The Grammy Award nominations were announced this morning, and following Beyonce’s critically-acclaimed Lemonade album in 2016 — in which she basically spent 46 minutes implying what a low-down dirty cheater Jay-Z was — which dominated last year’s Grammys (though it lost album of the year to Adele), Jay-Z’s counter-argument, aka 4:44, has become the major player this year, racking up eight nominations, including album, record and song of the year nominations.
It’s not a surprise, of course. Lemonade was great, but did any of us not see the marketing genius behind it? When 4:44 came out in June, 14 months after Beyonce’s first volley, we all kinda knew both albums had left the realm of music and entered the realm of cultural discourse. Awards and academies love to telegraph how “in” they are about the Zeitgeist; if Jay-Z hadn’t swept the major categories, we’d all have been amazed.
But as with the immovable object that was Adele, Jay-Z’s irresistible force has its own hill to climb. He’ll compete for best album again two predicable frontrunners — Kendrick Lamar’s DAMN., and Bruno Mars’ 24K Magic — as well as Lorde’s Melodrama and Awaken, My Love! from Childish Gambino. (My money’s on Lamar.)
Lamar (“HUMBLE.”) and Jay-Z (“The Story of O.J.”) will both have to overcome the runaway hit of the year, though — say it with me: “Despacito” — for record of the year. That typically goes to the best earworm, as opposed to song of the year (also one “Despacito” is competing for; it’s a songwriting award and has less of a shot).
Pop solo performance — no longer divided into male and female categories — is dominated by women, who got four of the five spots: Kelly Clarkson (“Love So Soft”), Kesha (“Praying”), Lady Gaga (“Million Reasons”) and P!nk (“What About Us”). The lone male singer: Ed Sheeran (“Shape of You”). I’m torn between Gaga and P!nk, but we have an interview with North Texas girl Kelly Clarkson this week, so check it out starting on Friday.

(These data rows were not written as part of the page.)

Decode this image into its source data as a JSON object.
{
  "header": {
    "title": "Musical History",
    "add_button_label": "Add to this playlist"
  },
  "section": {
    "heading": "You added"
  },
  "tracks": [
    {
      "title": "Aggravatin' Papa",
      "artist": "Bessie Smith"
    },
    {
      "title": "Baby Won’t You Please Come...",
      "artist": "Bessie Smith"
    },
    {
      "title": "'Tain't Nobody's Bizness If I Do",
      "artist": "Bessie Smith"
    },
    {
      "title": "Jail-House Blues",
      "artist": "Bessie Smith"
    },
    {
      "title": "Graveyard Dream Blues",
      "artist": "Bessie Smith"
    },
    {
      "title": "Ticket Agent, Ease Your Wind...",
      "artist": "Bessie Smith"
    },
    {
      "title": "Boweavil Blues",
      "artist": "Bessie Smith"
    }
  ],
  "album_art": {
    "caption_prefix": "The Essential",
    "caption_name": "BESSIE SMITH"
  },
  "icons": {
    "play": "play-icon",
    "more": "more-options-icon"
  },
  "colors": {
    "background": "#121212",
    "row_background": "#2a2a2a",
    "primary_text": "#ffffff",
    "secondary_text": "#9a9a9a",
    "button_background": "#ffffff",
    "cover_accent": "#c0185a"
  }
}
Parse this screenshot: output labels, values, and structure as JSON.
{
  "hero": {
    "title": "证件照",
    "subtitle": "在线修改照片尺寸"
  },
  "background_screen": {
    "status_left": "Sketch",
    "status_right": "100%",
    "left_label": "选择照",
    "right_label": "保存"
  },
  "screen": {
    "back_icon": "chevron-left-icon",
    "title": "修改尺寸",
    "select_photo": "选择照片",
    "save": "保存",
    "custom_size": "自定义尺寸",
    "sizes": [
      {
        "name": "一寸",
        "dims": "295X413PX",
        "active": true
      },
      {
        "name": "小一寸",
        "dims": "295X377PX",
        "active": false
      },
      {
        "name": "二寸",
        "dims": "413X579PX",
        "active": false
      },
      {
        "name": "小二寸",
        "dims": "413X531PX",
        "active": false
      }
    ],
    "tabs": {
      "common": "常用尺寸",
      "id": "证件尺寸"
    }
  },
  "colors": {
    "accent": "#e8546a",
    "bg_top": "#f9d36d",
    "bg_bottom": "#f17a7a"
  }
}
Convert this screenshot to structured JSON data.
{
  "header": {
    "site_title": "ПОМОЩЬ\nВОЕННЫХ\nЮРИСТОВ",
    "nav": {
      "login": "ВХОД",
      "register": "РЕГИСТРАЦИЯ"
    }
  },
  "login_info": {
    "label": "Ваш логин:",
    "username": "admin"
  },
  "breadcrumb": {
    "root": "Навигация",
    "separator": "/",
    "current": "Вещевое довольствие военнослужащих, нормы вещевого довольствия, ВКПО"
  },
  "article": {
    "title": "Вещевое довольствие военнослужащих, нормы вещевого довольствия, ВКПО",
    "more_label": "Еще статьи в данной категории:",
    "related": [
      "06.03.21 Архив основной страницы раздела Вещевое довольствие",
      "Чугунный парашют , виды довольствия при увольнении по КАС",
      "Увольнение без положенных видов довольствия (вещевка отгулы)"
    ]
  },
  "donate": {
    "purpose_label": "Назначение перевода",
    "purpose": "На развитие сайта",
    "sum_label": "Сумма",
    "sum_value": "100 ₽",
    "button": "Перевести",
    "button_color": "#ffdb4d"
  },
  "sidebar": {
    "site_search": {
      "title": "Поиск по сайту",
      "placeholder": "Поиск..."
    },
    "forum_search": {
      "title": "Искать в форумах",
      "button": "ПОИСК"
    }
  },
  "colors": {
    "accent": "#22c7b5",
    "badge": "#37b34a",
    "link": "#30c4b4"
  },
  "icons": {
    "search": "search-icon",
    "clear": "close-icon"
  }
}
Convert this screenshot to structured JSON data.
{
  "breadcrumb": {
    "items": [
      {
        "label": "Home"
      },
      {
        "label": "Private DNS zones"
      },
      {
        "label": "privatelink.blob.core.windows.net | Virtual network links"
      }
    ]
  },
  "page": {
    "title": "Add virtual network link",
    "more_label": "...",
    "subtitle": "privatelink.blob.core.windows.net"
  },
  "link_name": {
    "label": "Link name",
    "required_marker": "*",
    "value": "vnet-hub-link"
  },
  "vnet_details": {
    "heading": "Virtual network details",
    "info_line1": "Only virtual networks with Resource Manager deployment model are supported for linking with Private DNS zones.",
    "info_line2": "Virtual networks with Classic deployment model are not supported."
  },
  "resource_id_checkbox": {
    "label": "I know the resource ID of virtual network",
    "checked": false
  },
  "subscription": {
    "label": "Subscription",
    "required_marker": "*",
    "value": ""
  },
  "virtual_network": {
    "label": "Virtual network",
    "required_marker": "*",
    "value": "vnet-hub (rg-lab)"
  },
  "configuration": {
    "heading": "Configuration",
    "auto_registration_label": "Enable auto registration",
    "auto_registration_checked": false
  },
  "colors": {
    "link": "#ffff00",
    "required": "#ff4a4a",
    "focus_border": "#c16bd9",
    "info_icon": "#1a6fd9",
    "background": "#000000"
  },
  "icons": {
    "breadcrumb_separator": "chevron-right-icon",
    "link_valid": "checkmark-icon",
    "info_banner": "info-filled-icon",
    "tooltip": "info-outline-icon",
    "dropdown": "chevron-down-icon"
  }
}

Best pop duo/group performance will come down to “Something Just Like This” (The Chainsmokers and Coldplay), “Thunder” (Imagine Dragons), “Feel It Still” (Portugal. The Man), “Stay” (Zedd and Alessia Cara) and of course “Despacito” (Lusi Fonsi, Daddy Yankee, Justin Beiber). Best rock performance includes two dead nominees — Chris Cornell for “The Promise” and Leonard Cohen for “You Want It Darker” — as well as Foo Fighters (“Run”), Kaleo (“No Good”) and Nothing More (“Go To War”).
Best song written for visual media (i.e., movie or TV show) comes down to “City of Stars” from La La Land; “How Far I’ll Go” from Moana; “I Don’t Want to Live Forever” from Fifty Shades Darker; “Never Give Up” from Lion; and “Stand Up for Something” from Marshall. Best score/soundtrack nominees are Arrival, Dunkirk, Hidden Figures, La La Land and Game of Thrones (Season 7). Nominees for best musical theater cast recording are Dear Evan Hansen, Come from Away and the revival of Hello Dolly!
The ceremony will take place on Jan. 28.
— Arnold Wayne Jones